Collect every line of the records below that contains the word "Development".

*** SUPPLIED MATERIAL ***

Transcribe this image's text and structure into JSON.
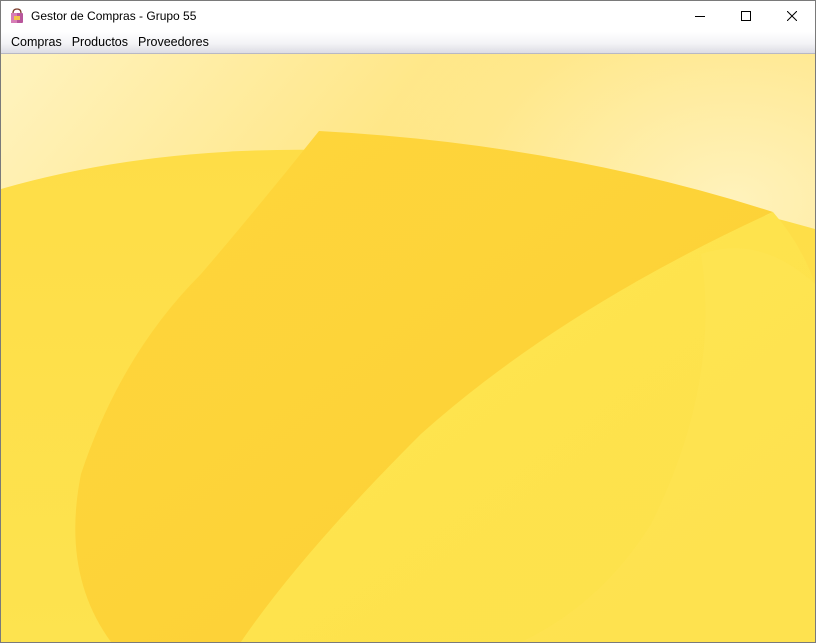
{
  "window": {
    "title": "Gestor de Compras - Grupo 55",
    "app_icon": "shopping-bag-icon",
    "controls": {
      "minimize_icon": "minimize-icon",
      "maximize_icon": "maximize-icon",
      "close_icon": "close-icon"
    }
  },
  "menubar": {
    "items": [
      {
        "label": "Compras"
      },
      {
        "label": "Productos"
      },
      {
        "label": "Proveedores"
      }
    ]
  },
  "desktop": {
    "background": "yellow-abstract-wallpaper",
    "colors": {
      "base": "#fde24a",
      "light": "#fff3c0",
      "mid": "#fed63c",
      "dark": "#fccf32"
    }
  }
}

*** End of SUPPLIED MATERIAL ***
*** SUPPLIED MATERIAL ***

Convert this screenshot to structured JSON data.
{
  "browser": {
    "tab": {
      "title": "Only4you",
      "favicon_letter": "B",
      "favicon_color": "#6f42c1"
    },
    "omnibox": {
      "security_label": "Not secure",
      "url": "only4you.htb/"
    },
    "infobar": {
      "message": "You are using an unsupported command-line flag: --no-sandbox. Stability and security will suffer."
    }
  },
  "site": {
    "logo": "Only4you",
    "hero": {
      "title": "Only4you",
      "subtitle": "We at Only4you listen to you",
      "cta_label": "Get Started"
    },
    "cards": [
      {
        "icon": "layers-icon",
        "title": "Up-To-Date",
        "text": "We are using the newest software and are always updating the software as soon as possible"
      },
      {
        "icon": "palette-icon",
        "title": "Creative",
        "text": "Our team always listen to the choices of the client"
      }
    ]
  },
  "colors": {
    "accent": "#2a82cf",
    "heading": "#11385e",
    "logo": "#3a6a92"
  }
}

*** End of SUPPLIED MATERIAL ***
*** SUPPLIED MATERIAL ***

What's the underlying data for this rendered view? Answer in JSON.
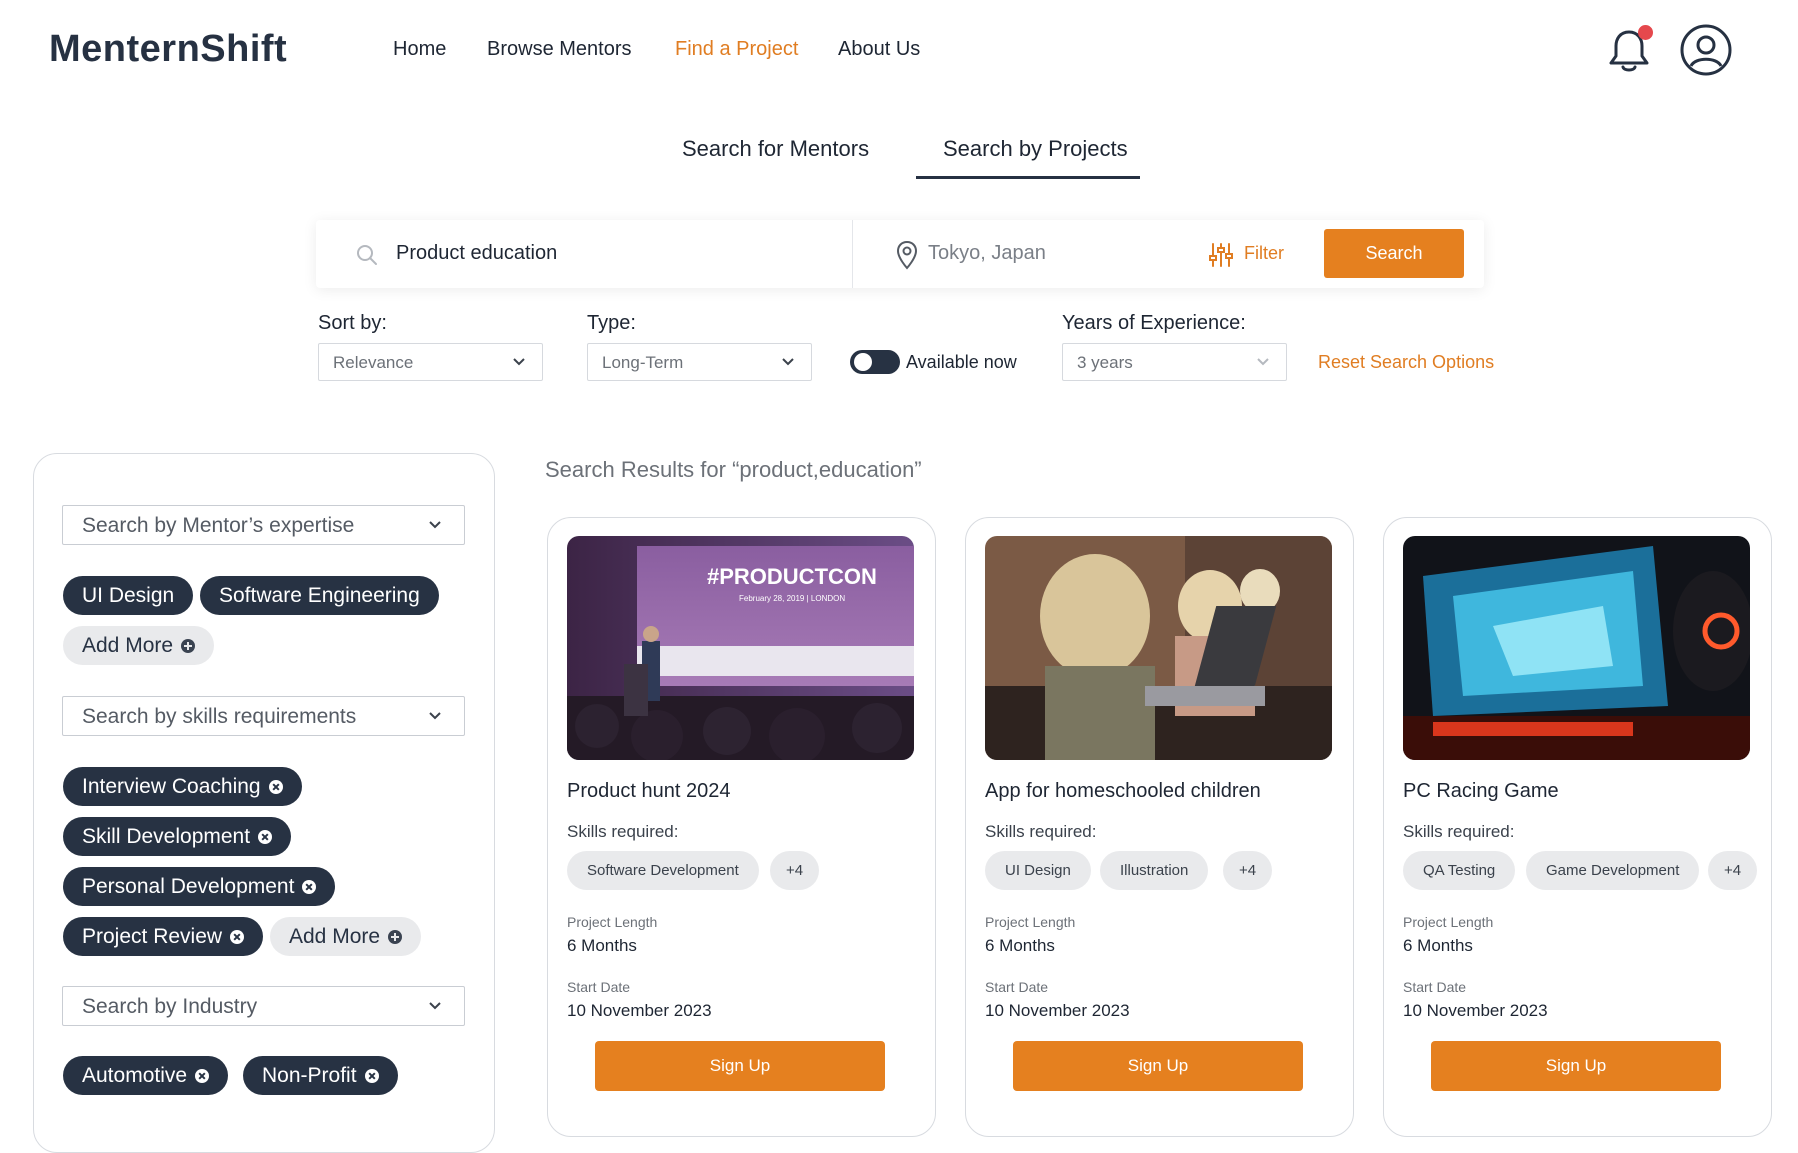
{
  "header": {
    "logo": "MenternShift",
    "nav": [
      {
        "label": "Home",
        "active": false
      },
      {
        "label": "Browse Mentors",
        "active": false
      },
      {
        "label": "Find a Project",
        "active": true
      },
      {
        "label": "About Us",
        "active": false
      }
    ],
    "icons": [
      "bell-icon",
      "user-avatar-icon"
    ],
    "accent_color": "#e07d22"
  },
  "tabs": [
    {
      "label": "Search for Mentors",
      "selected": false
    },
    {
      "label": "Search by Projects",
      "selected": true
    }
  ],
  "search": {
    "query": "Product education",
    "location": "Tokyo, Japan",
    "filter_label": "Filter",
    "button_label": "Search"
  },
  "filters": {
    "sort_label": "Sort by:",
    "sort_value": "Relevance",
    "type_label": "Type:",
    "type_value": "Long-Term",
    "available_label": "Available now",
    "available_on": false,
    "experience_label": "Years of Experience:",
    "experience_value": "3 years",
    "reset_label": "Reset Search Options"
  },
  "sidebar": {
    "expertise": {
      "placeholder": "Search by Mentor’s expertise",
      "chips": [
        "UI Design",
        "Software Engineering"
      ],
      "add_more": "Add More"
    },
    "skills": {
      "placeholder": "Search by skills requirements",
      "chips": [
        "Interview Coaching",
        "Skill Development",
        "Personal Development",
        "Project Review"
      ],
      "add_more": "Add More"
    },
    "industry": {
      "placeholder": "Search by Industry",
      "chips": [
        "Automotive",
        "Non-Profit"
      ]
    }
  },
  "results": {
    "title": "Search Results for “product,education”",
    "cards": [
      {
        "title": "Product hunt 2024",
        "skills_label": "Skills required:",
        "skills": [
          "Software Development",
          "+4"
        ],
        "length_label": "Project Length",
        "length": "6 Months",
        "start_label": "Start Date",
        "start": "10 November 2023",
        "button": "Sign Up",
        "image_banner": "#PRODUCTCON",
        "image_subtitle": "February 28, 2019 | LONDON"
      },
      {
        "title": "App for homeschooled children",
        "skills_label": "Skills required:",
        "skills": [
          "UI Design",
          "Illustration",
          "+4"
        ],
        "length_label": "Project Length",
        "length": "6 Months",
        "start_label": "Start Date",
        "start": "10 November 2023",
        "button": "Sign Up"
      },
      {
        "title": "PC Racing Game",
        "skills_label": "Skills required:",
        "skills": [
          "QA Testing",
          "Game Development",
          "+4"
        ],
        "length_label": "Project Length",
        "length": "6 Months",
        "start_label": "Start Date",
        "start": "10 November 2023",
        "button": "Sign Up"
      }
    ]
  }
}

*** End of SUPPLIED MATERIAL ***

→ **ANSWER AREA**:
        "Skill Development",
        "Personal Development",
          "Software Development",
          "Game Development",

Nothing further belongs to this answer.